2. Is there some nexus or causal relationship between the appellant’s injuries and the ownership, use or operation of his vehicle, or is the connection between the injuries and the ownership, use or operation of the vehicle merely incidental or fortuitous.
There was no dispute over the fact that the plaintiff’s injuries arose out of the operation of the snowmobile, as attempting to start a motor vehicle is an ordinary and well-known activity. While there was some argument over whether having a person lift the rear of a snowmobile while it is being started is part of an ordinary activity, the court concluded that the act of lifting the rear of the snowmobile could not be viewed in isolation and found that, in this case, it was inextricably linked to starting and revving the engine.
 Allan DG., Reid DC., Saboe L (1988) Off-road recreational motor vehicle accidents: hospitalization and deaths. Canadian Journal of Surgery. July; 31(4):233-6.
 Alberta Centre for Injury Control & Research Press Release: “One size does not fit all.”
 British Columbia Ministry of Forests, Lands and Natural Resource Operations (2011). B.C. takes firm stand against mud bogging. April 28. Press release.
ADVANTAGE Monthly trends papers
This paper is part of an open online library of ADVANTAGE Monthly trends papers, published by the CIP Society for the benefit of its members and of the p&c insurance industry. The trends papers provide a detailed analysis of emerging trends and issues, include context and impact, and commentary from experts in the field.
The CIP Society represents more than 18,000 graduates of the Insurance Institute’s Fellowship (FCIP) and Chartered Insurance Professional (CIP) programs. As the professionals’ division of the Insurance Institute of Canada, the Society’s mission is to advance the education, experience, ethics and excellence of our members.
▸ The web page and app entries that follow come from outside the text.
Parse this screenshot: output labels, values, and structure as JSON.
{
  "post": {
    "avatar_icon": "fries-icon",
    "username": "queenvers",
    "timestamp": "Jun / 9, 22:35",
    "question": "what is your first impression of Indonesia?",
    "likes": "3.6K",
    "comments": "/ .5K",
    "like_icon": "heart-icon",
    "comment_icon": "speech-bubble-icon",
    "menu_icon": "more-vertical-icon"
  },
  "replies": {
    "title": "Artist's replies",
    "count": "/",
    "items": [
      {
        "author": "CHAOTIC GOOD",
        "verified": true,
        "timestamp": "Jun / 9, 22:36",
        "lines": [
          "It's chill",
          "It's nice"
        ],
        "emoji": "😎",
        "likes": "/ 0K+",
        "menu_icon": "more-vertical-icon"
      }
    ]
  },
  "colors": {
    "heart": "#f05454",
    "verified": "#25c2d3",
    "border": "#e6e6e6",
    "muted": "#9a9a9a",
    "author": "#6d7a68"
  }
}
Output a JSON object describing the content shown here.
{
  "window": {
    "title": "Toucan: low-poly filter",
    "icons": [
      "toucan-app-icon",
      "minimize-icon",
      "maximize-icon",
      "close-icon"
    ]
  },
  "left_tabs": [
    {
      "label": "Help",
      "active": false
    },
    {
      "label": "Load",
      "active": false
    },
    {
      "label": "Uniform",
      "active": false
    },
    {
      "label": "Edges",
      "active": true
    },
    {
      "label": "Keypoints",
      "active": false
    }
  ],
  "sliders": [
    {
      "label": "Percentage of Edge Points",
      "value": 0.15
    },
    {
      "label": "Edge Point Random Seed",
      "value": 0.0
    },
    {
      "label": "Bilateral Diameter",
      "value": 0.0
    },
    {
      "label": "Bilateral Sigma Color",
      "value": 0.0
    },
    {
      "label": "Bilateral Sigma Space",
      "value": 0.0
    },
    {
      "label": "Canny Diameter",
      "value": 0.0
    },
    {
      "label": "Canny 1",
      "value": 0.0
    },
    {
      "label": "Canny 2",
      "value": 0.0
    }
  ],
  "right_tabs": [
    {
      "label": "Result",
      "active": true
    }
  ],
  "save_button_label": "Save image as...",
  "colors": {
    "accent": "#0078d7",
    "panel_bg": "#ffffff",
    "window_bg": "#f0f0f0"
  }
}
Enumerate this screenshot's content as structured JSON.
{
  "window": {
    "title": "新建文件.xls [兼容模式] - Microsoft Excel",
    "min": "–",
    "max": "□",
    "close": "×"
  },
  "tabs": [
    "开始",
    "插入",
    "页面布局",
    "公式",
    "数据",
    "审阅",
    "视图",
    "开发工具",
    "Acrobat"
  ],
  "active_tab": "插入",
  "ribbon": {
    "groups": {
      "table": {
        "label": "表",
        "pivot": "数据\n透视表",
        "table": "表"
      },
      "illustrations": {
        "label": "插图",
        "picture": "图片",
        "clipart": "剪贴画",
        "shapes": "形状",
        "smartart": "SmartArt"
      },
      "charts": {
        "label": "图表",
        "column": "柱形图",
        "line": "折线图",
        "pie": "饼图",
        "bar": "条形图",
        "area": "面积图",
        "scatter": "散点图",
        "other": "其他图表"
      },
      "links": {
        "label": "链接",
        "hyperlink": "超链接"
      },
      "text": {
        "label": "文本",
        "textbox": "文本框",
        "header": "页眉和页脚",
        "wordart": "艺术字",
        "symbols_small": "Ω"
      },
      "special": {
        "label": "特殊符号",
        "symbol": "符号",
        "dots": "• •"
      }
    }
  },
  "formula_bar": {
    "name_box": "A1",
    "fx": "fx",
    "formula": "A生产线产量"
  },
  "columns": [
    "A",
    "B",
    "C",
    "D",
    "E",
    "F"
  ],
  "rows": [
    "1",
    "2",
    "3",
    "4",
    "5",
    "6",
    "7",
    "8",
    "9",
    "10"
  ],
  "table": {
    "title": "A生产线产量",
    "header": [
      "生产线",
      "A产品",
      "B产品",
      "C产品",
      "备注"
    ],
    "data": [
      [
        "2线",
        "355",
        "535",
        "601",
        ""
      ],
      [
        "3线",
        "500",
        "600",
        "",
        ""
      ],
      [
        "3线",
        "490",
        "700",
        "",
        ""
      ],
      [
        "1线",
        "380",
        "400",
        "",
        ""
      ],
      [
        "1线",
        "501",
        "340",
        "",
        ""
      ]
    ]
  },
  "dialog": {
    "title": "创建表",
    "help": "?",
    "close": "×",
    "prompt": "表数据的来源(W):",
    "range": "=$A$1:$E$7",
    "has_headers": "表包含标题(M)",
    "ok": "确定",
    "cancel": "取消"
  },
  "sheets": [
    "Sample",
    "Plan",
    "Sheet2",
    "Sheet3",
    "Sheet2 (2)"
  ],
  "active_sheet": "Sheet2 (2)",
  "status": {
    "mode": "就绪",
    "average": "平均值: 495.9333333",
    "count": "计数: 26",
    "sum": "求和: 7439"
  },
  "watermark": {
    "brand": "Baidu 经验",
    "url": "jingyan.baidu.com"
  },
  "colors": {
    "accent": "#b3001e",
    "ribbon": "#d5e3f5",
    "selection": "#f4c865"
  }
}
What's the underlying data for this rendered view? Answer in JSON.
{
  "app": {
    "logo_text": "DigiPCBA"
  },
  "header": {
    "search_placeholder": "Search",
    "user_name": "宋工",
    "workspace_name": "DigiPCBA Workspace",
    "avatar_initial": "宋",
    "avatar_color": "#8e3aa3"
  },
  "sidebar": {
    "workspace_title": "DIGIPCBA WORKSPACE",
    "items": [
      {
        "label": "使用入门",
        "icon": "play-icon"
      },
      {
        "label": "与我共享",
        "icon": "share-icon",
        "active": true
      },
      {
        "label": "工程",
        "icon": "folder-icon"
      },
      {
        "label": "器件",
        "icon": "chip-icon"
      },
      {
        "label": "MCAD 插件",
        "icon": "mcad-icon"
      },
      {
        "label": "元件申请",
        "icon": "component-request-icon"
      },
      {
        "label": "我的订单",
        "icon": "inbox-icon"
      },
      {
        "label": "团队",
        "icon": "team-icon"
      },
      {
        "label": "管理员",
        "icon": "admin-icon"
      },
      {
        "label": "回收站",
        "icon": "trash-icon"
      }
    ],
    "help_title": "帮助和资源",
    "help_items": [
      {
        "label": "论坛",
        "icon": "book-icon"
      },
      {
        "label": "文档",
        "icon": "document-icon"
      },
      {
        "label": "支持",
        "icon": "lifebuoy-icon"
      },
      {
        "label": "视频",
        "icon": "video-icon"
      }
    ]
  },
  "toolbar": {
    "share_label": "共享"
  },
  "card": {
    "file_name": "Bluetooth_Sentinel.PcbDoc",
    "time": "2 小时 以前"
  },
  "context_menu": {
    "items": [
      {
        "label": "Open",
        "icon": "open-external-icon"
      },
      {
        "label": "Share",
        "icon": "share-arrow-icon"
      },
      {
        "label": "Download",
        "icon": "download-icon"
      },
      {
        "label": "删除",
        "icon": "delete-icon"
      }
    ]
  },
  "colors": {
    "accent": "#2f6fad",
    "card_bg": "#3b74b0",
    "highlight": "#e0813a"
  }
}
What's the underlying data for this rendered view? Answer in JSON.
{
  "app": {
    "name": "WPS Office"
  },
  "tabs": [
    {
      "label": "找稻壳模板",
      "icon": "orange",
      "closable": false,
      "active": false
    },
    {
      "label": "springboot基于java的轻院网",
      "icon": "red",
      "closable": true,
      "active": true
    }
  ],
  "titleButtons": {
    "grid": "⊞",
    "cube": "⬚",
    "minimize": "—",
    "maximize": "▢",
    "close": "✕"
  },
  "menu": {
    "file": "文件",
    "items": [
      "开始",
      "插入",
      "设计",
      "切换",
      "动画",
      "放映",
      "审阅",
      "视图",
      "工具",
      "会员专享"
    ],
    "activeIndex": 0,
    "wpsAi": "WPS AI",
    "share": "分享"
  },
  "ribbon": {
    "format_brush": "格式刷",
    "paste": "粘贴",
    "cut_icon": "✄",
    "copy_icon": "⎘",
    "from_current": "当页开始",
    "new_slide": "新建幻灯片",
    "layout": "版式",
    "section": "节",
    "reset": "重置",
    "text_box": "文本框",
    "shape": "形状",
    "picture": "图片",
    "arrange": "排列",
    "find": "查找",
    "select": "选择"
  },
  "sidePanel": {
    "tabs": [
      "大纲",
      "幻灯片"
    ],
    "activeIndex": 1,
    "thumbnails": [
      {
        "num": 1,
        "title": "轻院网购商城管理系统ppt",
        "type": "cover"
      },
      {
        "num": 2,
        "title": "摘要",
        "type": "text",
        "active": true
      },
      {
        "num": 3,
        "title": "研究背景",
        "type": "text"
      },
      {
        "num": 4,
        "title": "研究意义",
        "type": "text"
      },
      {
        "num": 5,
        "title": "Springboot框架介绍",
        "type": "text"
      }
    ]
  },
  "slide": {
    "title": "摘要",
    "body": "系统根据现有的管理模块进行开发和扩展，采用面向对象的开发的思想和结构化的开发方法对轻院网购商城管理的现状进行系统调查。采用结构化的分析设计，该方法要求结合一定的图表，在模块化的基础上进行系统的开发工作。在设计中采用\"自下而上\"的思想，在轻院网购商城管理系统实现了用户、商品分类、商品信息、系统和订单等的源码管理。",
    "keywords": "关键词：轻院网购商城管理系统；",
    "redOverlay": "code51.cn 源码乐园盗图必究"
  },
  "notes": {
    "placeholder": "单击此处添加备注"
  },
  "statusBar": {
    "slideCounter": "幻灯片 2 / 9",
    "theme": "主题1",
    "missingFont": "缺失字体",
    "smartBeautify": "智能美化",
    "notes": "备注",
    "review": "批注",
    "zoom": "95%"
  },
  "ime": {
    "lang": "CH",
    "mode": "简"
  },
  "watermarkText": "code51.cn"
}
The Society provides a number of programs that promote the CIP and FCIP designations, continuous professional development, professional ethics, mentoring, national leaderships awards, and research on the issues impacting the p&c insurance industry in Canada.